Even since the Web descended down from the heavens (through a series of pipes and tubes, of course), we web folks have been obsessed with gathering, analyzing and spouting our wisdoms about metrics. By far the most popular metric these days is the length of time spent looking, reading or otherwise examining the screen in front of us.
It is to be accepted and otherwise unquestioned that the longer the time a user spends on a page, the better. So you can imagine the relief of online newspaper publishers when they learned of the results from data collected by Nielsen Online in March 2008.
Nielsen Online Data Results
A little more than one third of the top thirty newspaper Web sites reported an increase in the time spent per person in March.
Among the sites that recorded high gains in user attention are The New York Times, The Wall Street Journal Online, Village Voice Media, the Houston Chronicle, and Politico. Some highlights include:
* The average time spent per person for Politico soared about 200% in March, up an average of 15 minutes from 5 minutes the same month a year ago.
* Village Voice Media doubled its average to almost 7 minutes in March 2008 from about 4 minutes in March 2007.
* The Seattle Post-Intelligencer jumped more than 80% to 11 minutes from 6 minutes in March 2007.
But really want does this mean? Why doesn't Nielsen calculate how much readers are retaining? Or what else users are doing while "reading" the paper online?
While some sites, like The Atlanta Journal-Constitution dropped from 28 minutes in March 2007 to about 11 minutes in March 2008 and Philly.com, who was down from an average of 21 minutes in March 2007 to about 7 minutes in March 2008, didn't fair so well in the report, metrics for unique visitors were rather kind. The Atlanta Journal-Constitution's monthly unique traffic was up 28% in March year-over-year, for example.
Is It About Content Quality?
Does the time a user spends on a site correlate more to the information a user is actively searching for or the quality of the content online? Considering that the sites measured by Nielsen are online newspapers, can we only infer that people read at different speeds, some taking the time to digest World news or a recent editorial, while others scan?
Of course, there's the actual news to consider. Lots happened between March 2007 and March 2008. A presidential election picked up speed, economic woes grew and environmental concerns abounded. Perhaps there was more to keep readers interested and therefore online longer.

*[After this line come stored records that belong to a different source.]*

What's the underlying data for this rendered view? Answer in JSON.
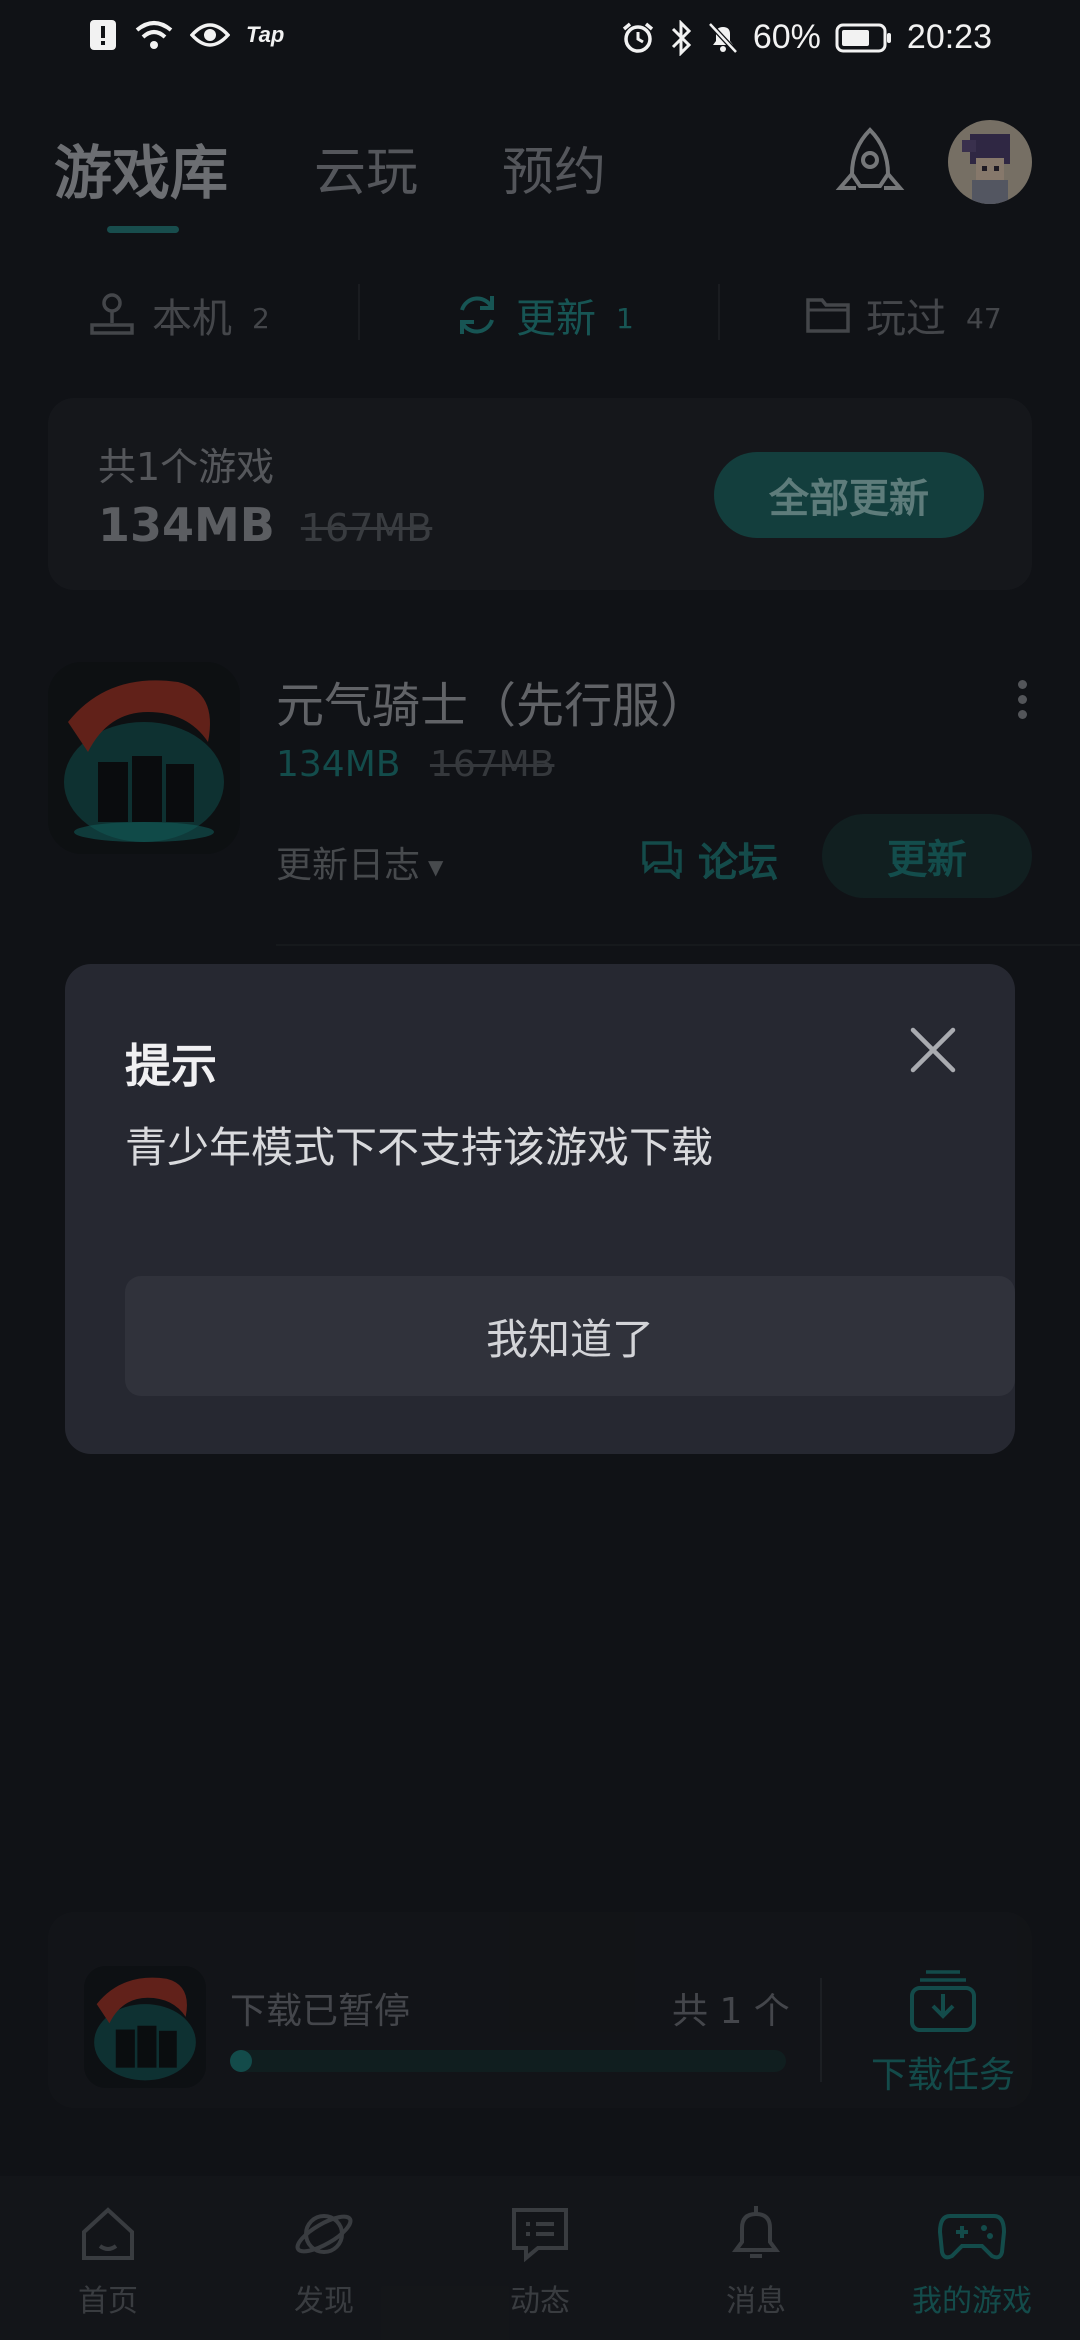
{
  "status_bar": {
    "left_app_label": "Tap",
    "battery": "60%",
    "time": "20:23"
  },
  "top_tabs": [
    {
      "label": "游戏库",
      "active": true
    },
    {
      "label": "云玩",
      "active": false
    },
    {
      "label": "预约",
      "active": false
    }
  ],
  "filters": [
    {
      "label": "本机",
      "count": "2",
      "icon": "joystick-icon"
    },
    {
      "label": "更新",
      "count": "1",
      "icon": "refresh-icon",
      "active": true
    },
    {
      "label": "玩过",
      "count": "47",
      "icon": "folder-icon"
    }
  ],
  "summary": {
    "title": "共1个游戏",
    "size": "134MB",
    "old_size": "167MB",
    "update_all_label": "全部更新"
  },
  "game": {
    "title": "元气骑士（先行服）",
    "size": "134MB",
    "old_size": "167MB",
    "changelog_label": "更新日志",
    "forum_label": "论坛",
    "update_label": "更新"
  },
  "dialog": {
    "title": "提示",
    "message": "青少年模式下不支持该游戏下载",
    "ok_label": "我知道了"
  },
  "download_bar": {
    "status": "下载已暂停",
    "count": "共 1 个",
    "progress": 0.02,
    "task_label": "下载任务"
  },
  "bottom_nav": [
    {
      "label": "首页",
      "icon": "home-icon"
    },
    {
      "label": "发现",
      "icon": "planet-icon"
    },
    {
      "label": "动态",
      "icon": "message-icon"
    },
    {
      "label": "消息",
      "icon": "bell-icon"
    },
    {
      "label": "我的游戏",
      "icon": "gamepad-icon",
      "active": true
    }
  ],
  "colors": {
    "accent": "#1e8d89",
    "background": "#101216",
    "dialog": "#262831"
  }
}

Yet, it most always goes back to content quality. CMSWire contributor Rick Sloboda has written about the time visitors spend on websites and as metrics gradually shift from page views to time, he makes it clear that "quality content engage visitors." Metrics are always important in helping to see the big picture. But it's important not to let number alone dictate; there may be many explanations for data collected. Look to your content and it could tell a bigger story.